Three nonprofit ghost stories to send chills up your spine

halloweenAfter last week’s announcement of the nonprofit scary story contest, readers have started sending me frightful and hilarious entries. They are way more fun to read than emails. Keep them coming. You could win unicorn stickers; or even better, Easy Grants will find a write a grant for your organization. See previous post for details.

As Halloween approaches, we’ll continue to tell scary stories. Last week’s tale about a special event filled with hipsters was enough to induce nightmares in many of us for months. However, if it failed to scare you, here are three stories I wrote guaranteed to make the hairs on the back of your neck to stand on ends. Do not read these by yourself at the office late at night: Continue Reading…

Scary nonprofit ghost stories: The Honey Badger’s Paw

halloween-wallpaper-large013Halloween is coming up, arguably one of the best holidays ever. There is so much that I love about Halloween. The decorations. The smell of apple cider and pumpkin spices. The license to stuff our faces with candy. The fake body parts carved out of homemade seitan, dyed to look bloody, which we then go around eating all night as part of our zombie costume. (What, like you’ve never eaten a bloody fake hand stump that you made out of wheat gluten, cornstarch, and red dye).

However, Halloween has gotten less scary and more slutty. So I say we bring back the tradition of telling scary stories. Gather your coworkers into your conference room, turn out the light, turn on a candle app, and prepare to be chilled by the tale of the “The Honey Badger’s Paw”: Continue Reading…

10 steps for writing a kickass grant proposal

palpatine 2Once a while, when I walk down the street, people would stop me and say, “Vu, how do you manage to be so smart, stylish, and so unconventionally sexy? What is your secret?” And I would say, “Aw, shucks, I dunno, I guess it’s just a combination of luck and shea butter lotion.”

OK, fine, no one has ever asked that. People do, however, frequently ask me for advice on grantwriting.

Now, writing grants to fund nonprofit work is an art as old as time. Archaeologists have found ancients drawings in caves depicting figures hunched over rocks, one hand chiseling, the other hand pulling at hair in obvious frustration at a primitive RFP. They deciphered the chisel marks on the rocks to say, “Making fire good, keep tigers away, help many families. Please see Appendix A for logic model.”

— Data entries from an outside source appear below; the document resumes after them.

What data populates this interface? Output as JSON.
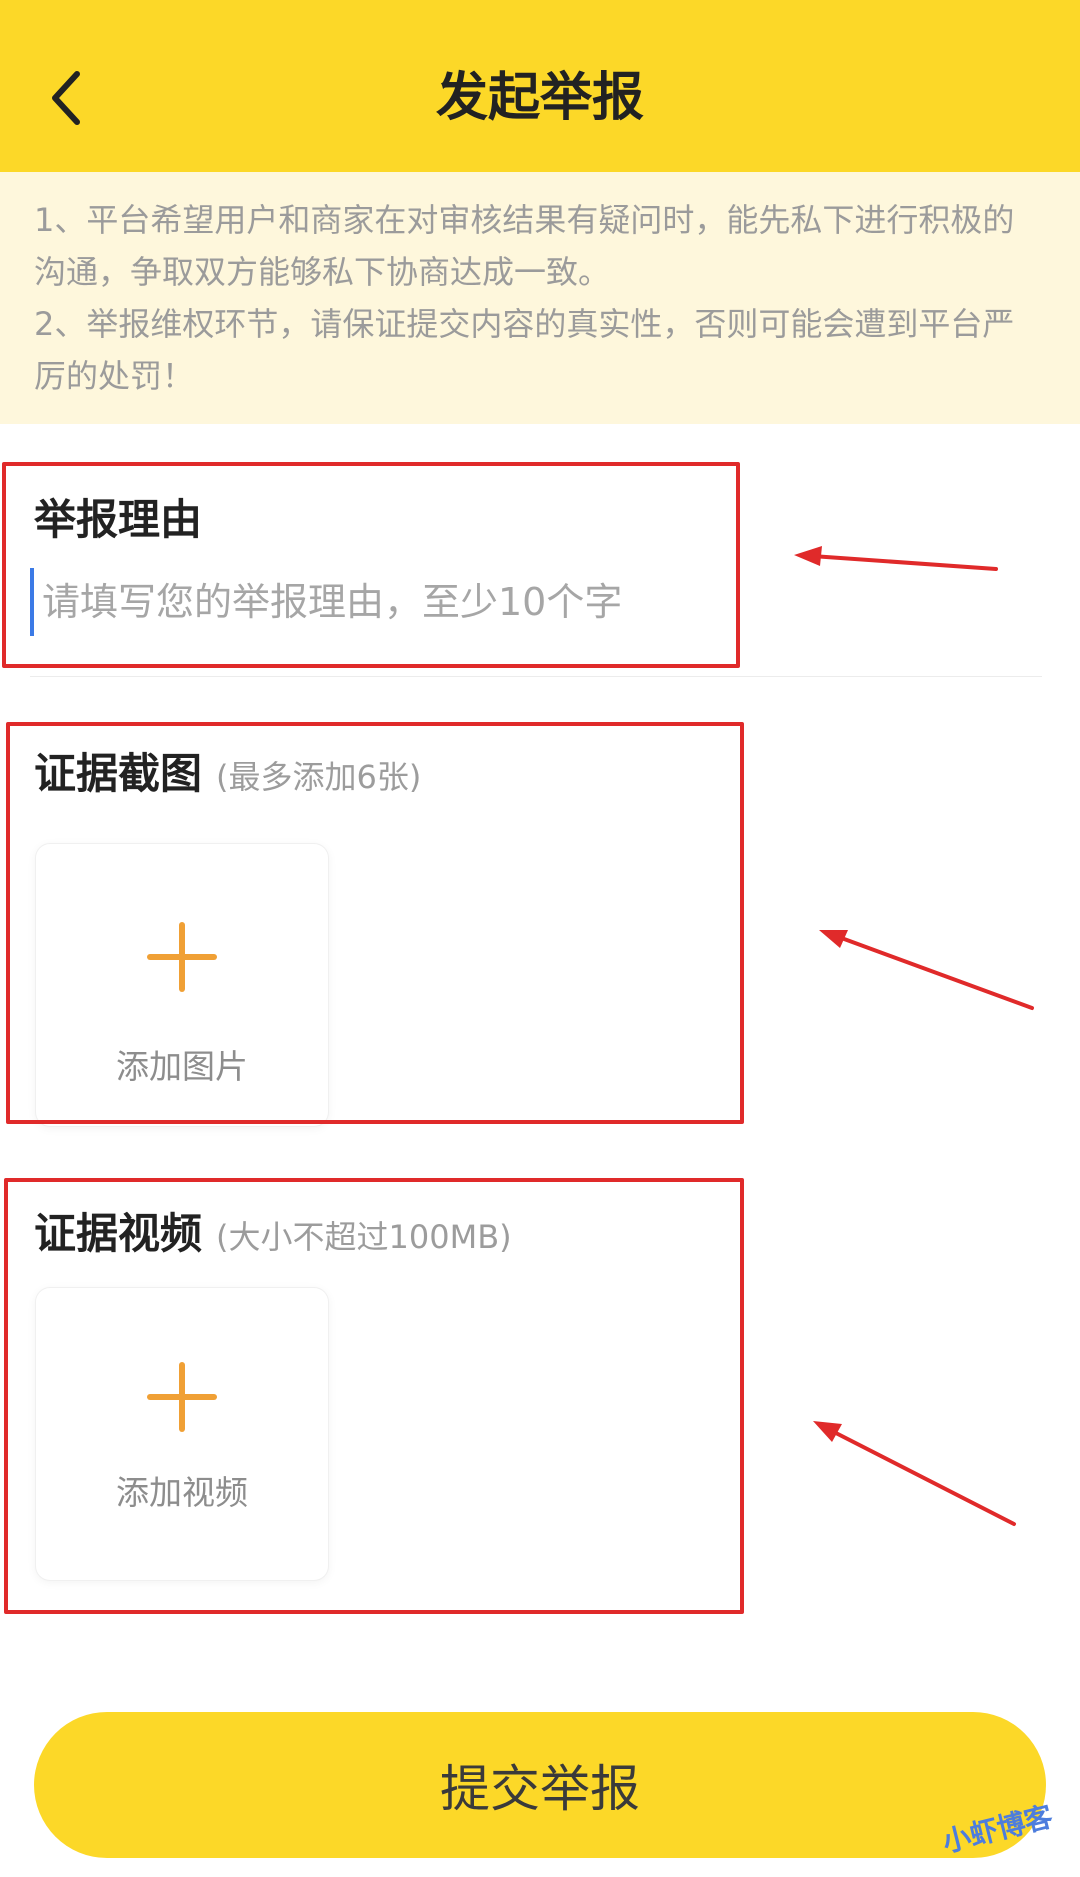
{
  "header": {
    "title": "发起举报",
    "back_icon": "chevron-left-icon"
  },
  "notice": {
    "lines": [
      "1、平台希望用户和商家在对审核结果有疑问时，能先私下进行积极的沟通，争取双方能够私下协商达成一致。",
      "2、举报维权环节，请保证提交内容的真实性，否则可能会遭到平台严厉的处罚！"
    ]
  },
  "reason": {
    "title": "举报理由",
    "placeholder": "请填写您的举报理由，至少10个字",
    "value": ""
  },
  "screenshots": {
    "title": "证据截图",
    "hint": "(最多添加6张)",
    "add_label": "添加图片",
    "icon": "plus-icon"
  },
  "video": {
    "title": "证据视频",
    "hint": "(大小不超过100MB)",
    "add_label": "添加视频",
    "icon": "plus-icon"
  },
  "submit": {
    "label": "提交举报"
  },
  "watermark": "小虾博客",
  "colors": {
    "header_bg": "#fcd828",
    "notice_bg": "#fef7dc",
    "accent_plus": "#f0a035",
    "annotation_red": "#e02a2a"
  }
}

Still, as old a skill as grantwriting is in our field, it is poorly taught. So today, I want to lay down our field’s standard process for writing an awesome proposal. This post is mainly for those who are learning the ropes of grantwriting. If you’re an advanced grantwriter, you can skip this post entirely and read something else, like about how people in our field misuse “literally.” If you’re a novice, just follow these steps below, and you are guaranteed to write kickass, winning grant proposals. (Disclaimer: There is no guarantee that following these steps below will result in kickass, winning grant proposals). Continue Reading…

3 reasons we all need to go to more happy hours

Happy-HourLast week I went to Boise, Idaho to give a keynote speech. And to eat an Idaho potato in its native setting, which is number 37 on my bucket list. (What, like your bucket list is so much more interesting). Boise is a lovely town, and I think my speech, titled “Happy Hour: A Tool for Social Justice,” went over pretty well with the crowd of 300-or-so friendly Idahoans. It was 45 minutes of profound concepts mixed with hilarious nonprofit jokes like “Why did the ED cross the road? So he could hand-deliver a grant proposal while one of his staff drives around the block…” You know what, you had to be there.  (See “8 Classic nonprofit jokes to tell at parties.”)

Anyway, it would be cruel to make you read the entire 7-page, 5,000-word speech. So I’ll just summarize the main points, the chief of them being that we all need to get out of our office more often, because happy hour is not just about getting a drink with some colleagues. It is a tool for social justice, and the fate of the world may just depend on it. Continue Reading…